Enhance Local Production Methods
Lack of technical knowledge, business start-up, and marketing are some of the driving forces for Malian entrepreneurs. Four out of five Malians live off the land or river. Most depend on cash crops, cereals, livestock, and fish for their livelihood. The agricultural sector, the driven force of Mali economy, counts for more than 53% of the GNP, employs 83% of the working population. Women and youth remain the main workers but are poorly trained and organized with the lack of land, capital, and equipment.
The overall objective of the assignment was to provide knowledge, skills, and tools about improved marketing and sales strategies. Diverse farms include small ruminants, cattle and mixed products such as vegetables, fonio, Moringa, shea butter, and cotton. Trainings included information on business and marketing concepts, evaluation and the creation of a seven year business and marketing plan.
Improvement of the population’s livelihoods, especially for women and youth, were addressed by an assessment of the main opportunities targeting producer organizations in small ruminant production, nutrition, and entrepreneurship. Individual technical assistance was provided to participants interested in combining sheep and goat production and other crops such as fonio, Moringa, vegetables and cotton to help them identify gaps in production, development and marketing. Obstacles and challenges were identified and next steps for improving strategies or making linkages defined. Recommendations were provided on ways to improve their investment in the small ruminant and specialty crop value chain for increased family income and productivity.
Marketing assistance was also provided to the owner of a traditional weaving business.

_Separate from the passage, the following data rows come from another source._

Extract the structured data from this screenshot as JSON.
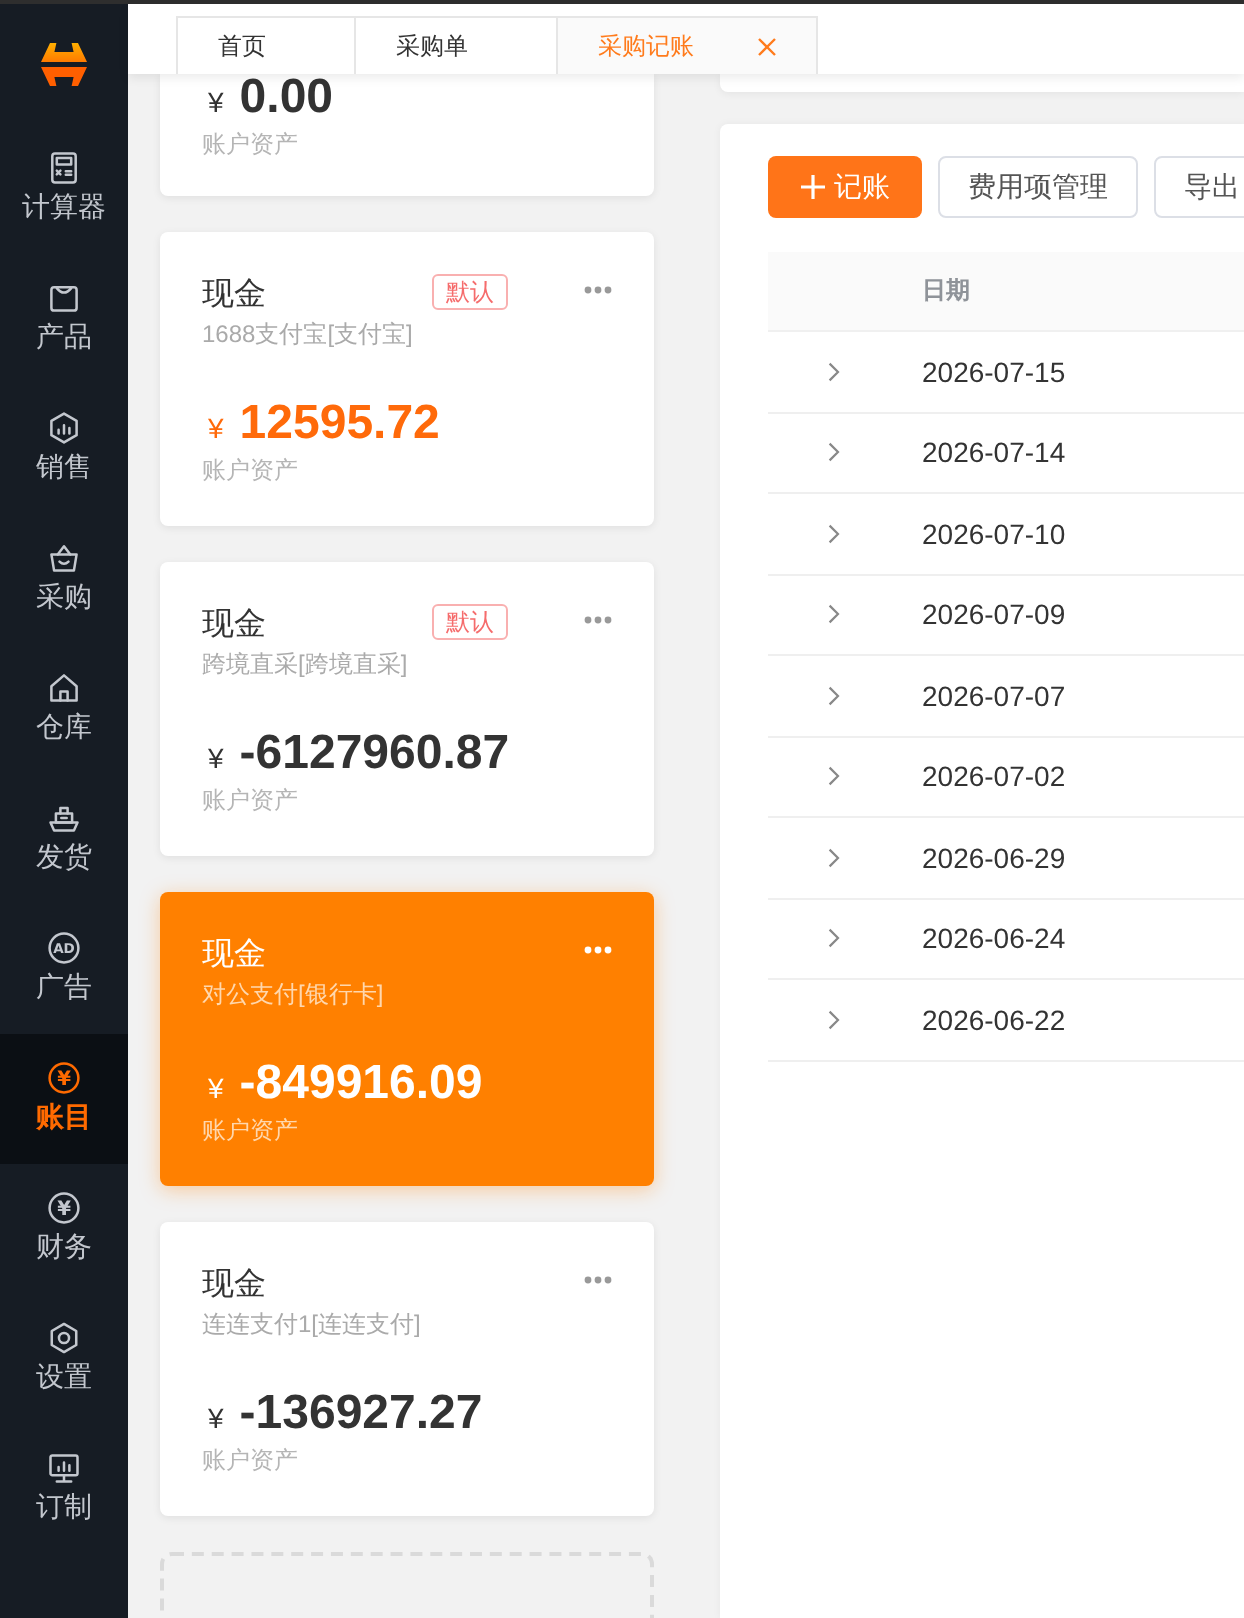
{
  "sidebar": {
    "items": [
      {
        "label": "计算器",
        "selected": false
      },
      {
        "label": "产品",
        "selected": false
      },
      {
        "label": "销售",
        "selected": false
      },
      {
        "label": "采购",
        "selected": false
      },
      {
        "label": "仓库",
        "selected": false
      },
      {
        "label": "发货",
        "selected": false
      },
      {
        "label": "广告",
        "selected": false,
        "icon_text": "AD"
      },
      {
        "label": "账目",
        "selected": true,
        "icon_text": "¥"
      },
      {
        "label": "财务",
        "selected": false,
        "icon_text": "¥"
      },
      {
        "label": "设置",
        "selected": false
      },
      {
        "label": "订制",
        "selected": false
      }
    ]
  },
  "tabs": [
    {
      "label": "首页",
      "selected": false,
      "closable": false
    },
    {
      "label": "采购单",
      "selected": false,
      "closable": false
    },
    {
      "label": "采购记账",
      "selected": true,
      "closable": true
    }
  ],
  "accounts": [
    {
      "currency": "¥",
      "amount": "0.00",
      "asset_label": "账户资产",
      "selected": false,
      "amount_highlighted": false
    },
    {
      "name": "现金",
      "badge": "默认",
      "account": "1688支付宝[支付宝]",
      "currency": "¥",
      "amount": "12595.72",
      "asset_label": "账户资产",
      "selected": false,
      "amount_highlighted": true
    },
    {
      "name": "现金",
      "badge": "默认",
      "account": "跨境直采[跨境直采]",
      "currency": "¥",
      "amount": "-6127960.87",
      "asset_label": "账户资产",
      "selected": false,
      "amount_highlighted": false
    },
    {
      "name": "现金",
      "account": "对公支付[银行卡]",
      "currency": "¥",
      "amount": "-849916.09",
      "asset_label": "账户资产",
      "selected": true,
      "amount_highlighted": false
    },
    {
      "name": "现金",
      "account": "连连支付1[连连支付]",
      "currency": "¥",
      "amount": "-136927.27",
      "asset_label": "账户资产",
      "selected": false,
      "amount_highlighted": false
    }
  ],
  "records": {
    "buttons": [
      {
        "label": "记账",
        "kind": "primary"
      },
      {
        "label": "费用项管理",
        "kind": "default"
      },
      {
        "label": "导出",
        "kind": "default"
      }
    ],
    "table": {
      "columns": [
        "日期"
      ],
      "rows": [
        {
          "date": "2026-07-15",
          "expanded": false
        },
        {
          "date": "2026-07-14",
          "expanded": false
        },
        {
          "date": "2026-07-10",
          "expanded": false
        },
        {
          "date": "2026-07-09",
          "expanded": false
        },
        {
          "date": "2026-07-07",
          "expanded": false
        },
        {
          "date": "2026-07-02",
          "expanded": false
        },
        {
          "date": "2026-06-29",
          "expanded": false
        },
        {
          "date": "2026-06-24",
          "expanded": false
        },
        {
          "date": "2026-06-22",
          "expanded": false
        }
      ]
    }
  }
}
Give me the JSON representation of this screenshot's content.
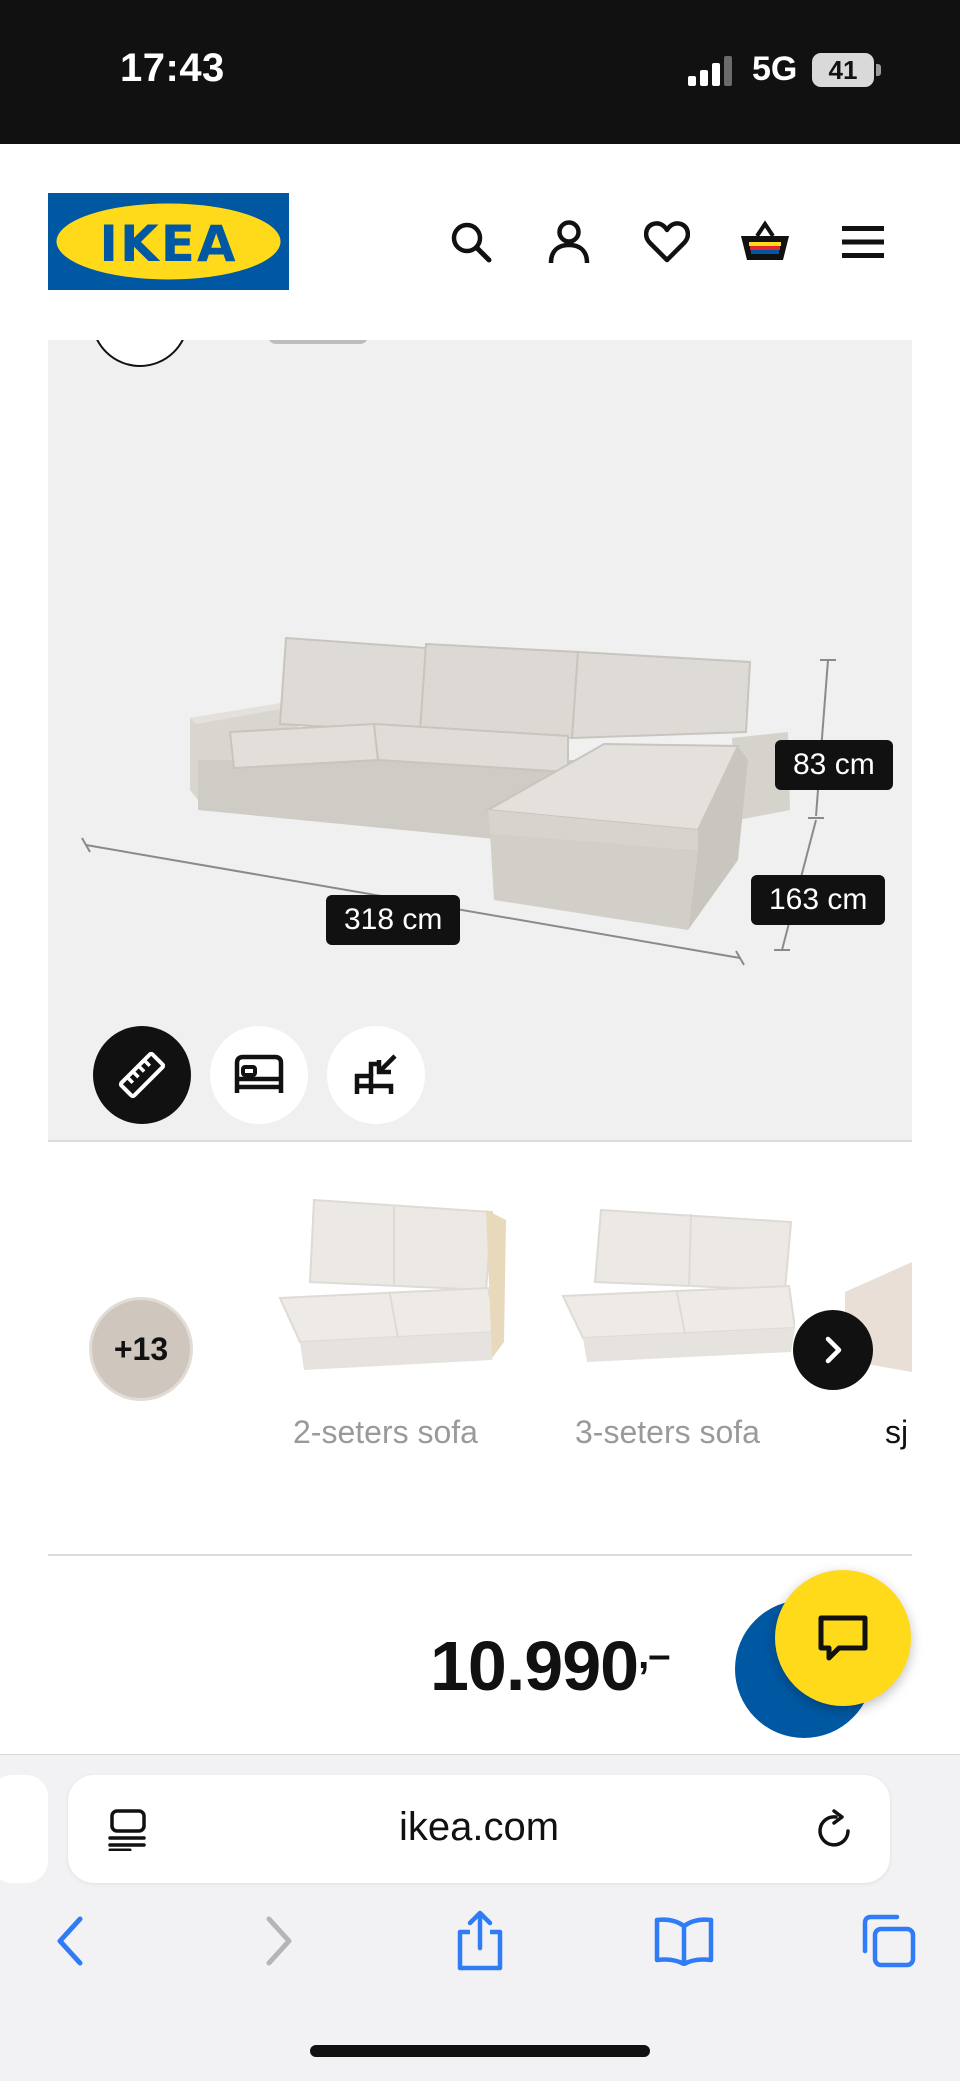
{
  "status_bar": {
    "time": "17:43",
    "network": "5G",
    "battery": "41"
  },
  "header": {
    "logo_text": "IKEA",
    "brand_colors": {
      "blue": "#0058a3",
      "yellow": "#ffda1a"
    },
    "icons": [
      "search-icon",
      "account-icon",
      "heart-icon",
      "cart-icon",
      "menu-icon"
    ]
  },
  "product_image": {
    "dimensions": {
      "height": "83 cm",
      "depth": "163 cm",
      "width": "318 cm"
    },
    "view_buttons": [
      "ruler-icon",
      "bed-icon",
      "convert-icon"
    ]
  },
  "variants": {
    "more_count": "+13",
    "items": [
      {
        "label": "2-seters sofa"
      },
      {
        "label": "3-seters sofa"
      },
      {
        "label": "sj"
      }
    ]
  },
  "price": {
    "amount": "10.990",
    "suffix": ",–"
  },
  "browser": {
    "url": "ikea.com"
  }
}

Technical assistance was provided to a Bogolan business owner, producer, manufacturer and distributer and to the program AMPJE for young women and girls (ages 6-25) that provide training in gardening, sewing, photography, and soccer.
“The youth who participated expressed a future of hope, progress and improved economic development. These young women and men are looking for newer and more efficient ways to reach new markets and be a part of the overall growth of Mali. Thank you for allowing me this wonderful opportunity to share what I know.” Sharman